• The effects of normalizing hyperhomocysteinemia on clinical and operative outcomes in patients with critical limb ischemia.

      Waters, Peadar S; Fennessey, Paul J; Hynes, Niamh; Heneghan, Helen M; Tawfick, Wael; Sultan, Sherif; Western Vascular Institute, University College Hospital Galway, Ireland. (Journal of endovascular therapy : an official journal of the International Society of Endovascular Specialists, 2012-12)
      To assess the outcome of patients with medically treated hyperhomocysteinemia (HHC) requiring intervention for critical limb ischemia (CLI).
    • Homocysteine, the cholesterol of the 21st century. Impact of hyperhomocysteinemia on patency and amputation-free survival after intervention for critical limb ischemia.

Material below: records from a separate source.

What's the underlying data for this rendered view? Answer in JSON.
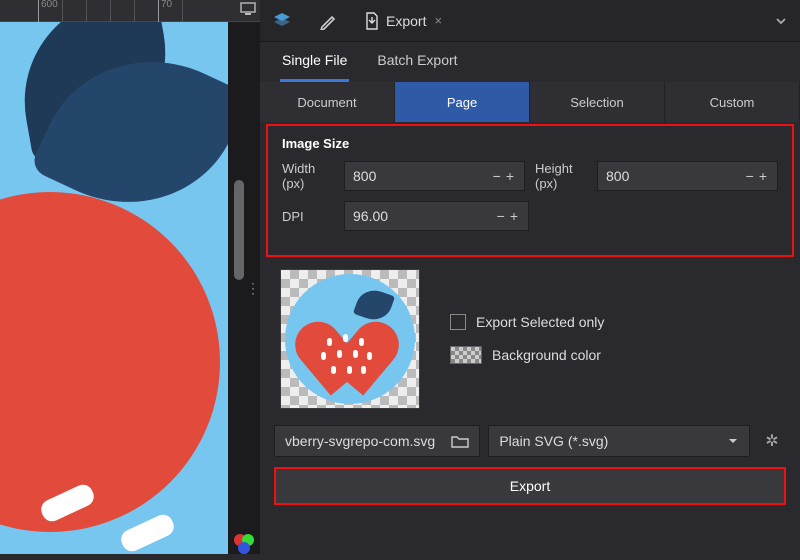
{
  "ruler": {
    "mark600": "600",
    "mark700": "70"
  },
  "panel_tab": {
    "title": "Export",
    "close": "×"
  },
  "mode_tabs": {
    "single": "Single File",
    "batch": "Batch Export"
  },
  "scope_tabs": {
    "document": "Document",
    "page": "Page",
    "selection": "Selection",
    "custom": "Custom"
  },
  "image_size": {
    "title": "Image Size",
    "width_label": "Width (px)",
    "width_value": "800",
    "height_label": "Height (px)",
    "height_value": "800",
    "dpi_label": "DPI",
    "dpi_value": "96.00"
  },
  "options": {
    "selected_only": "Export Selected only",
    "bg_color": "Background color"
  },
  "file": {
    "name": "vberry-svgrepo-com.svg"
  },
  "format": {
    "label": "Plain SVG (*.svg)"
  },
  "export_button": "Export"
}
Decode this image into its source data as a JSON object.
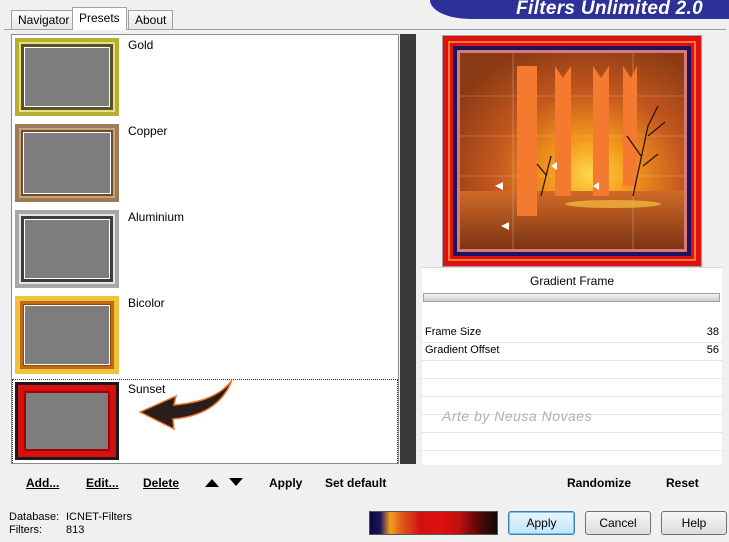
{
  "tabs": [
    {
      "label": "Navigator"
    },
    {
      "label": "Presets"
    },
    {
      "label": "About"
    }
  ],
  "app_title": "Filters Unlimited 2.0",
  "presets": [
    {
      "name": "Gold",
      "outer": "#b6ad33",
      "inner": "#57522a",
      "mid": "#e8e07a"
    },
    {
      "name": "Copper",
      "outer": "#9e7a57",
      "inner": "#6b4b2c",
      "mid": "#c9a47a"
    },
    {
      "name": "Aluminium",
      "outer": "#a7a7a7",
      "inner": "#3d3d3d",
      "mid": "#e4e4e4"
    },
    {
      "name": "Bicolor",
      "outer": "#f0c23c",
      "inner": "#c06a14",
      "mid": "#8a4b0a"
    },
    {
      "name": "Sunset",
      "outer": "#1a1a1a",
      "inner": "#d61010",
      "mid": "#a00000"
    }
  ],
  "toolbar": {
    "add": "Add...",
    "edit": "Edit...",
    "delete": "Delete",
    "apply": "Apply",
    "set_default": "Set default"
  },
  "filter": {
    "name": "Gradient Frame",
    "params": [
      {
        "label": "Frame Size",
        "value": "38"
      },
      {
        "label": "Gradient Offset",
        "value": "56"
      }
    ],
    "watermark": "Arte by Neusa Novaes"
  },
  "right_buttons": {
    "randomize": "Randomize",
    "reset": "Reset"
  },
  "footer": {
    "database_label": "Database:",
    "database_value": "ICNET-Filters",
    "filters_label": "Filters:",
    "filters_value": "813",
    "apply": "Apply",
    "cancel": "Cancel",
    "help": "Help"
  },
  "colors": {
    "banner": "#2d3096",
    "accent_orange": "#f47a30",
    "frame_red": "#e01010",
    "frame_navy": "#1c1460"
  }
}
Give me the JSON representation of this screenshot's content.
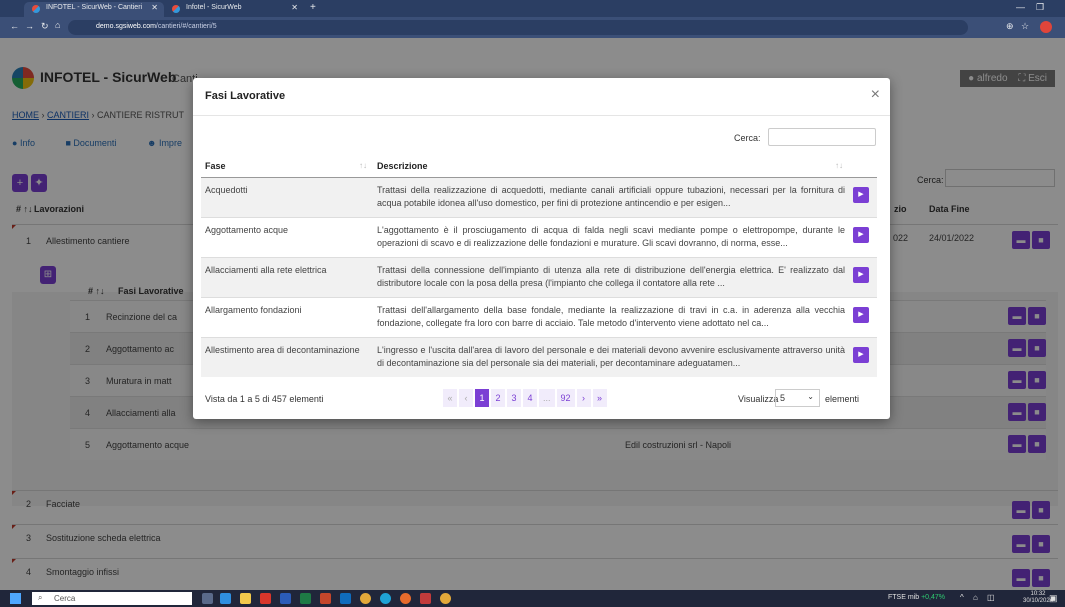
{
  "browser": {
    "tabs": [
      {
        "title": "INFOTEL - SicurWeb - Cantieri",
        "active": true
      },
      {
        "title": "Infotel - SicurWeb",
        "active": false
      }
    ],
    "new_tab": "+",
    "url_host": "demo.sgsiweb.com",
    "url_path": "/cantieri/#/cantieri/5"
  },
  "app": {
    "brand": "INFOTEL - SicurWeb",
    "brand_section": "Canti",
    "user": "alfredo",
    "exit": "Esci",
    "breadcrumb": {
      "home": "HOME",
      "sep1": " › ",
      "cantieri": "CANTIERI",
      "sep2": " › ",
      "current": "CANTIERE RISTRUT"
    },
    "subnav": {
      "info": "Info",
      "documenti": "Documenti",
      "imprese": "Impre"
    },
    "bg_search_label": "Cerca:",
    "lavorazioni_header": {
      "num": "# ↑↓",
      "name": "Lavorazioni",
      "inizio": "zio",
      "fine": "Data Fine"
    },
    "lavorazioni": [
      {
        "num": "1",
        "name": "Allestimento cantiere",
        "inizio": "022",
        "fine": "24/01/2022"
      },
      {
        "num": "2",
        "name": "Facciate"
      },
      {
        "num": "3",
        "name": "Sostituzione scheda elettrica"
      },
      {
        "num": "4",
        "name": "Smontaggio infissi"
      }
    ],
    "fasi_header": {
      "num": "# ↑↓",
      "name": "Fasi Lavorative"
    },
    "fasi_rows": [
      {
        "num": "1",
        "name": "Recinzione del ca"
      },
      {
        "num": "2",
        "name": "Aggottamento ac"
      },
      {
        "num": "3",
        "name": "Muratura in matt"
      },
      {
        "num": "4",
        "name": "Allacciamenti alla"
      },
      {
        "num": "5",
        "name": "Aggottamento acque",
        "impresa": "Edil costruzioni srl - Napoli"
      }
    ]
  },
  "modal": {
    "title": "Fasi Lavorative",
    "close": "×",
    "search_label": "Cerca:",
    "search_value": "",
    "columns": {
      "fase": "Fase",
      "descrizione": "Descrizione",
      "sort": "↑↓"
    },
    "rows": [
      {
        "fase": "Acquedotti",
        "descrizione": "Trattasi della realizzazione di acquedotti, mediante canali artificiali oppure tubazioni, necessari per la fornitura di acqua potabile idonea all'uso domestico, per fini di protezione antincendio e per esigen..."
      },
      {
        "fase": "Aggottamento acque",
        "descrizione": "L'aggottamento è il prosciugamento di acqua di falda negli scavi mediante pompe o elettropompe, durante le operazioni di scavo e di realizzazione delle fondazioni e murature. Gli scavi dovranno, di norma, esse..."
      },
      {
        "fase": "Allacciamenti alla rete elettrica",
        "descrizione": "Trattasi della connessione dell'impianto di utenza alla rete di distribuzione dell'energia elettrica. E' realizzato dal distributore locale con la posa della presa (l'impianto che collega il contatore alla rete ..."
      },
      {
        "fase": "Allargamento fondazioni",
        "descrizione": "Trattasi dell'allargamento della base fondale, mediante la realizzazione di travi in c.a. in aderenza alla vecchia fondazione, collegate fra loro con barre di acciaio. Tale metodo d'intervento viene adottato nel ca..."
      },
      {
        "fase": "Allestimento area di decontaminazione",
        "descrizione": "L'ingresso e l'uscita dall'area di lavoro del personale e dei materiali devono avvenire esclusivamente attraverso unità di decontaminazione sia del personale sia dei materiali, per decontaminare adeguatamen..."
      }
    ],
    "info": "Vista da 1 a 5 di 457 elementi",
    "pager": [
      "«",
      "‹",
      "1",
      "2",
      "3",
      "4",
      "...",
      "92",
      "›",
      "»"
    ],
    "active_page": "1",
    "page_size_label": "Visualizza",
    "page_size": "5",
    "page_size_suffix": "elementi"
  },
  "taskbar": {
    "search": "Cerca",
    "ticker_name": "FTSE mib",
    "ticker_change": "+0,47%",
    "time": "10:32",
    "date": "30/10/2024"
  },
  "colors": {
    "accent": "#7b3fd4",
    "link": "#1a5bb8",
    "chrome": "#2b3e63"
  }
}
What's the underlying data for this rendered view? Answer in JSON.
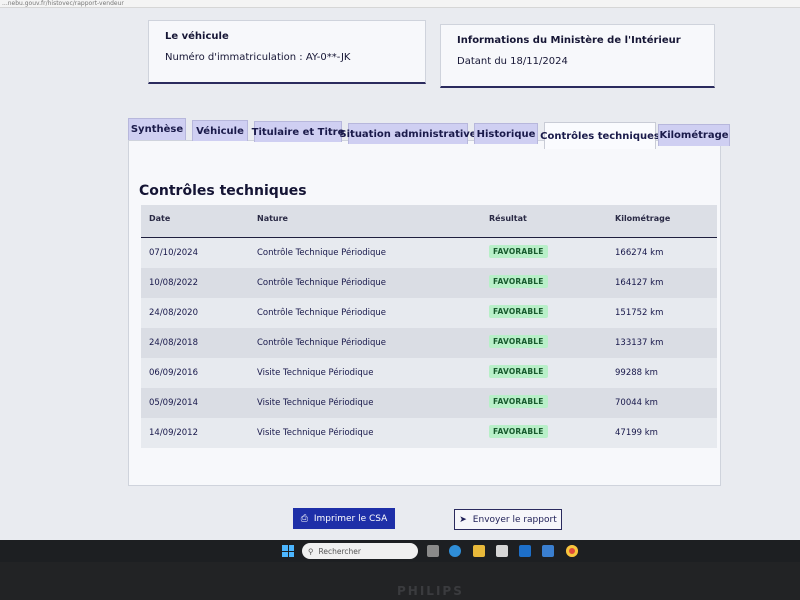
{
  "browser": {
    "url_text": "...nebu.gouv.fr/histovec/rapport-vendeur"
  },
  "vehicle_box": {
    "title": "Le véhicule",
    "registration": "Numéro d'immatriculation : AY-0**-JK"
  },
  "ministry_box": {
    "title": "Informations du Ministère de l'Intérieur",
    "date": "Datant du 18/11/2024"
  },
  "tabs": [
    {
      "label": "Synthèse",
      "active": false
    },
    {
      "label": "Véhicule",
      "active": false
    },
    {
      "label": "Titulaire et Titre",
      "active": false
    },
    {
      "label": "Situation administrative",
      "active": false
    },
    {
      "label": "Historique",
      "active": false
    },
    {
      "label": "Contrôles techniques",
      "active": true
    },
    {
      "label": "Kilométrage",
      "active": false
    }
  ],
  "section": {
    "title": "Contrôles techniques",
    "columns": {
      "date": "Date",
      "nature": "Nature",
      "result": "Résultat",
      "km": "Kilométrage"
    },
    "rows": [
      {
        "date": "07/10/2024",
        "nature": "Contrôle Technique Périodique",
        "result": "FAVORABLE",
        "km": "166274 km"
      },
      {
        "date": "10/08/2022",
        "nature": "Contrôle Technique Périodique",
        "result": "FAVORABLE",
        "km": "164127 km"
      },
      {
        "date": "24/08/2020",
        "nature": "Contrôle Technique Périodique",
        "result": "FAVORABLE",
        "km": "151752 km"
      },
      {
        "date": "24/08/2018",
        "nature": "Contrôle Technique Périodique",
        "result": "FAVORABLE",
        "km": "133137 km"
      },
      {
        "date": "06/09/2016",
        "nature": "Visite Technique Périodique",
        "result": "FAVORABLE",
        "km": "99288 km"
      },
      {
        "date": "05/09/2014",
        "nature": "Visite Technique Périodique",
        "result": "FAVORABLE",
        "km": "70044 km"
      },
      {
        "date": "14/09/2012",
        "nature": "Visite Technique Périodique",
        "result": "FAVORABLE",
        "km": "47199 km"
      }
    ]
  },
  "actions": {
    "print_label": "Imprimer le CSA",
    "send_label": "Envoyer le rapport"
  },
  "taskbar": {
    "search_placeholder": "Rechercher",
    "apps": [
      "task-view-icon",
      "edge-icon",
      "file-explorer-icon",
      "calendar-icon",
      "outlook-icon",
      "store-icon",
      "chrome-icon"
    ]
  },
  "monitor": {
    "brand": "PHILIPS"
  },
  "colors": {
    "tab_inactive": "#cfcff2",
    "badge_bg": "#b8efc8",
    "badge_text": "#175a2d",
    "primary_button": "#1e2fa8"
  }
}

      Heneghan, Helen M; Sultan, Sherif; Western Vascular Institute, Department of Vascular & Endovascular Surgery, University College Hospital, Galway, Ireland. (Journal of endovascular therapy : an official journal of the International Society of Endovascular Specialists, 2008-08)
      To assess the prevalence of hyperhomocysteinemia and determine any correlation to the clinical and technical outcome of peripheral arterial revascularization for critical limb ischemia (CLI).
    • Isolated pharmacomechanical thrombolysis plus primary stenting in a single procedure to treat acute thrombotic superior vena cava syndrome.

      O'Sullivan, Gerard J; Mhuircheartaigh, Jennifer Ni; Ferguson, David; Delappe, Eithne; O'Riordan, Conor; Browne, Ann Michelle; Section of Interventional Radiology, Department of Radiology, and, University College Hospital, Newcastle Road, Galway, Ireland. gerard.osullivan2@hse.ie (Journal of endovascular therapy : an official journal of the International Society of Endovascular Specialists, 2010-02)
      To report a combined procedure that opens the acutely thrombosed superior vena cava (SVC) to rapidly alleviate symptoms in seriously ill patients with SVC syndrome.
    • Patients on hemodialysis are better served by a proximal arteriovenous fistula for long-term venous access.

      Sultan, Sherif; Hynes, Niamh; Hamada, Nader; Tawfick, Wael; Department of Vascular and Endovascular Surgery, Western Vascular Institute, Galway University Hospital, Galway, Ireland. sherif.sultan@hse.ie (2012-11)
      Patients with end-stage renal disease should have arteriovenous fistula (AVF) formation 3 to 6 months prior to commencing hemodialysis (HD). However, this is not always possible with strained health care resources. We aim to compare autologous proximal AVF (PAVF) with distal AVF (DAVF) in patients already on HD. Primary end point is 4-year functional primary. Secondary end point is freedom from major adverse clinical events (MACEs). From January 2003 to June 2009, out of 495 AVF formations, 179 (36%) patients were already on HD. These patients had 200 AVF formations (49 DAVF vs 151 PAVF) in arms in which no previous fistula had been formed. No synthetic graft was used. Four-year primary functional patency significantly improved with PAVF (68.9% ± SD 8.8%) compared to DAVF (7.3% ± SD 4.9%; P < .0001). Five-year freedom from MACE was 85% with PAVF compared to 40% with DAVF (P < .005). Proximal AVF bestows long-term functional access with fewer complications compared to DAVF for patients already on HD.
    • Salvage of critical limb ischemia with the "trellis reserve'' of subintimal superficial femoral-popliteal artery occlusion: a new modality in managing critical limb ischemia--a case report.

      Sultan, Sherif; Heskin, Leonie; Hynes, Niamh; Akhtar, Yousaf; Cough, Val; Manning, Brian; Aremu, M; Courtney, D; Western Vascular Institute, Department of Vascular and Endovascular Surgery, University College Hospital Galway, Ireland. sherifsultan@esatclear.ie (Vascular and endovascular surgery, 2005)
      Subintimal angioplasty is a safe, effective, but nondurable procedure in treating long superficial femoral artery occlusions in patients with severe lower limb ischemia. The authors report a case of acute thrombosis that presented 16 weeks after subintimal angioplasty. The ;;Trellis'' percutaneous thrombolytic infusion system permitted a controlled site-specific infusion of recombinant tissue-type plasminogen activator (rtPA). The unique design of the ;;Trellis'' allowed complete aspiration of thrombus and avoiding regional and systemic thrombolytic side effects. The ;;Trellis'' system is effective in percutaneous management of thrombotic lesions; however, intimal dissection may need to be addressed.